Asked why Lowinger would hand off an envelope of cash in plain sight, Ms. Bullock insisted that the Lowingers thought she and others weren’t “smart enough” to understand what was happening. “That’s what unnerved me about them,” she said. “They never respected the fact that people were smart.”
Mr. Hevesi, and lawyers for the Lowingers, have dismissed Ms. Bullock’s recollections, saying that she is a disgruntled former employee who is trying to embarrass her former bosses. In her interviews with The Observer , Ms. Bullock did seem embittered by her experience, although she showed no animus towards Mr. Hevesi.
Ms. Bullock told The Observer that she became involved in the Lowinger court case only out of sympathy for Kay Lowinger and her children, after she read that Kay Lowinger had turned to the courts to win financial support from the family. Kay Lowinger’s lawyers believe Ms. Bullock can shed light on how the family businesses operate and how much money the family has, which is why they’re trying to have her admitted as a witness in the damages phase of the case. Because her primary interest is Kay Lowinger and her children, she said, she is having second thoughts about being drawn into a political controversy.
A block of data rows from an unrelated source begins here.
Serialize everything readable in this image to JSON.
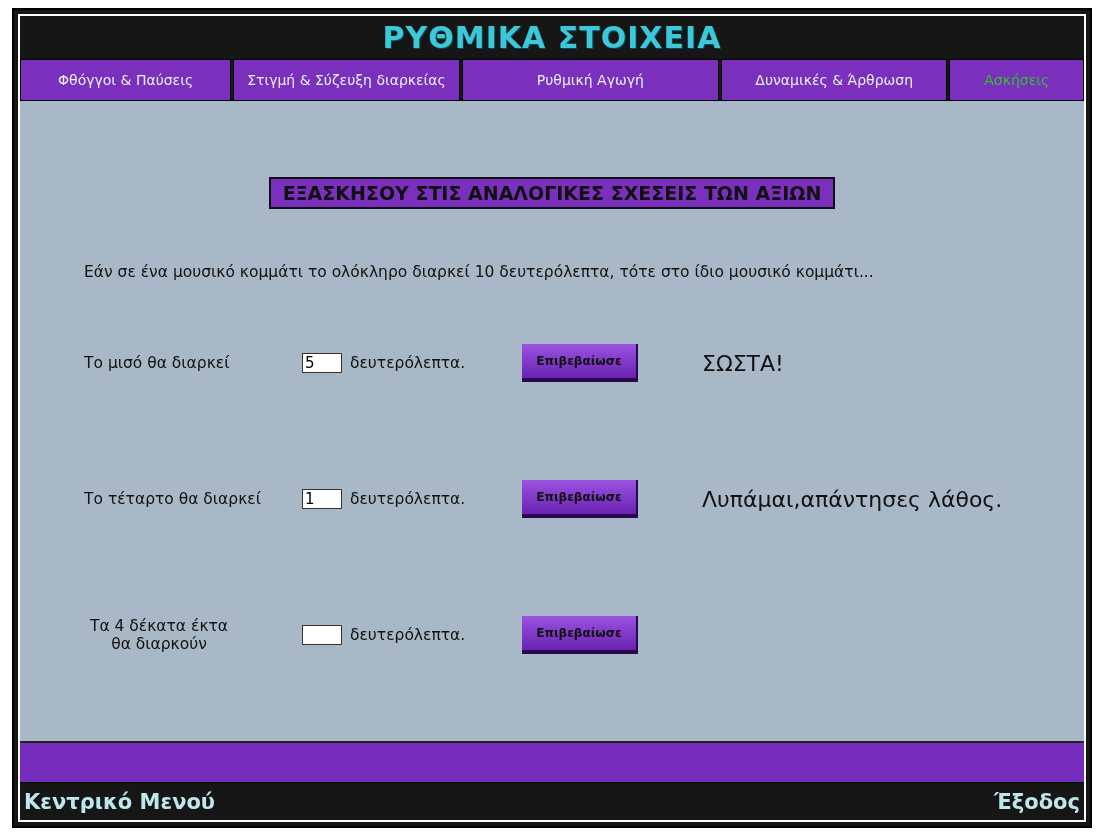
{
  "title": "ΡΥΘΜΙΚΑ ΣΤΟΙΧΕΙΑ",
  "tabs": [
    {
      "label": "Φθόγγοι & Παύσεις",
      "selected": false
    },
    {
      "label": "Στιγμή & Σύζευξη διαρκείας",
      "selected": false
    },
    {
      "label": "Ρυθμική Αγωγή",
      "selected": false
    },
    {
      "label": "Δυναμικές & Άρθρωση",
      "selected": false
    },
    {
      "label": "Ασκήσεις",
      "selected": true
    }
  ],
  "heading": "ΕΞΑΣΚΗΣΟΥ ΣΤΙΣ ΑΝΑΛΟΓΙΚΕΣ ΣΧΕΣΕΙΣ ΤΩΝ ΑΞΙΩΝ",
  "intro": "Εάν σε ένα μουσικό κομμάτι το ολόκληρο διαρκεί 10 δευτερόλεπτα, τότε στο ίδιο μουσικό κομμάτι...",
  "questions": [
    {
      "label": "Το μισό θα διαρκεί",
      "value": "5",
      "unit": "δευτερόλεπτα.",
      "button": "Επιβεβαίωσε",
      "feedback": "ΣΩΣΤΑ!"
    },
    {
      "label": "Το τέταρτο θα διαρκεί",
      "value": "1",
      "unit": "δευτερόλεπτα.",
      "button": "Επιβεβαίωσε",
      "feedback": "Λυπάμαι,απάντησες λάθος."
    },
    {
      "label": "Τα 4 δέκατα έκτα θα διαρκούν",
      "unit": "δευτερόλεπτα.",
      "button": "Επιβεβαίωσε"
    }
  ],
  "footer": {
    "menu_link": "Κεντρικό Μενού",
    "exit_link": "Έξοδος"
  }
}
“My probably biggest mistake was being too honest and too up-front and even mentioning Alan Hevesi,” she said.
Mr. Hevesi has pointed out that two of his Democratic primary opponents, City Council Speaker Peter Vallone and Bronx Borough President Fernando Ferrer, as well as Republican candidate Michael Bloomberg and former Mayor Ed Koch, have called him to express both sympathy and a dose of skepticism about Ms. Bullock’s charges.
At the Aug. 17 press conference, Mr. Hevesi strongly implied that Mr. Greathead included the allegations in his affidavit as part of an effort to extort him into pressuring the Lowingers to settle the lawsuit favorably for his client. Mr. Hevesi had his special counsel, Robert Brackman, detail a number of phone calls he said he received from Mr. Greathead, warning that he was preparing to include the charges in court papers.
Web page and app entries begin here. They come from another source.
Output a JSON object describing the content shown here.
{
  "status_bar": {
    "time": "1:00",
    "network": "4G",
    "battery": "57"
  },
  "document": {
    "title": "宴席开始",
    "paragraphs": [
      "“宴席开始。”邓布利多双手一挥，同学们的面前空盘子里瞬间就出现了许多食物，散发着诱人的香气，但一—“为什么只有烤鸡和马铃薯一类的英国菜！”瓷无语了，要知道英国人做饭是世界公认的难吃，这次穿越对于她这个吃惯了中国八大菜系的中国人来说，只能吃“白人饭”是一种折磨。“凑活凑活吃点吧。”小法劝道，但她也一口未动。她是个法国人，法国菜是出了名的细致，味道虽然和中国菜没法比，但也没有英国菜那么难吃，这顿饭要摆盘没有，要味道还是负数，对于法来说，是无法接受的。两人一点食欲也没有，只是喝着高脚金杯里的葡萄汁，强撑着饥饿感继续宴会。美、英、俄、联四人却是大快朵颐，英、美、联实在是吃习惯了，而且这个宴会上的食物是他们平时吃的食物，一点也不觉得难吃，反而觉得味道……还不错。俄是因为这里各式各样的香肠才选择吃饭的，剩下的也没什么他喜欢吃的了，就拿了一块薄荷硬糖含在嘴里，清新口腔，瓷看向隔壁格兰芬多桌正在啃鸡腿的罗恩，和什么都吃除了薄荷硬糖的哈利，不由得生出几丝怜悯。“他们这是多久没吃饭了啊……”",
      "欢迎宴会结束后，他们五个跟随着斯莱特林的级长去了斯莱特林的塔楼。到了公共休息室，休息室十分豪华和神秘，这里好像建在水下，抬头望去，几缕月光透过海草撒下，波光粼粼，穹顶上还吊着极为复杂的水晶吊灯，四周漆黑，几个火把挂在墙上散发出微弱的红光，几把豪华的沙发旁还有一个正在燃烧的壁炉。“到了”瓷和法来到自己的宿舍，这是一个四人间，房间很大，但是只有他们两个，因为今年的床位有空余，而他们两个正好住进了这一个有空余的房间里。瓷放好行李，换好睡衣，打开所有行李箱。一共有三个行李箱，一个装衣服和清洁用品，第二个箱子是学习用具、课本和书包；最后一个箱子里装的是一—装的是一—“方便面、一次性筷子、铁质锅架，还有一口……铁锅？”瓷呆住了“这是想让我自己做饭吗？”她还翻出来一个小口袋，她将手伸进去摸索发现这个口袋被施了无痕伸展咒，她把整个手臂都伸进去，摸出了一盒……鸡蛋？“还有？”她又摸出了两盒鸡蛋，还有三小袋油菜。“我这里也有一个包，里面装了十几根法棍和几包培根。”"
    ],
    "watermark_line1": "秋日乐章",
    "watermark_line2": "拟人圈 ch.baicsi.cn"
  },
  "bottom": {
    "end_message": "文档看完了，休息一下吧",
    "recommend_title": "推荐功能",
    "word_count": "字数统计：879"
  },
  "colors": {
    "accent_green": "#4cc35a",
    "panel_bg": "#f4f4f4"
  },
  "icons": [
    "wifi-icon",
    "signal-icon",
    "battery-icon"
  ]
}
But Mr. Greathead, a co-founder of the Lawyers Committee for Human Rights, said he was merely trying to verify what he could of Ms. Bullock’s account. He added that he already knew that his co-counsel, Mr. Solovay, had reported the allegations to the D.A. back in 1998. (Mr. Solovay confirmed to The Observer that he had reported the allegations to investigators three years ago; a spokesman for Mr. Morgenthau declined to comment.) Mr. Greathead said the threat of extortion was preposterous.
“The statement had already been included in court papers and given to the District Attorney two years earlier,” Mr. Greathead said. “It had already gone public. There’s nothing I could have threatened Hevesi with.”
There is an historical footnote to the affair. At his press conference, Mr. Hevesi complained that the allegations had been made public at a particularly delicate time. “It is very interesting timing, coming three and a half weeks before the primary,” he said.
Mr. Hevesi himself benefited from a last-minute controversy when he was elected Comptroller in 1993. In the final stretch of that election, investigators from the city Department of Investigation leaked a report alleging that his opponent, incumbent Comptroller Elizabeth Holtzman, had borrowed money at a low interest rate from a bank that did business with her office.
One of the principal authors of the D.O.I. report was Mr. Brackman, Mr. Hevesi’s aide, who defended the Comptroller at the Aug. 17 press conference. Mr. Hevesi hired Mr. Brackman in early 1994 as a special counsel for ethics–six months after Mr. Brackman helped complete the report that helped lead to Ms. Holtzman’s defeat.
(Additional reporting by Anna Jane Grossman)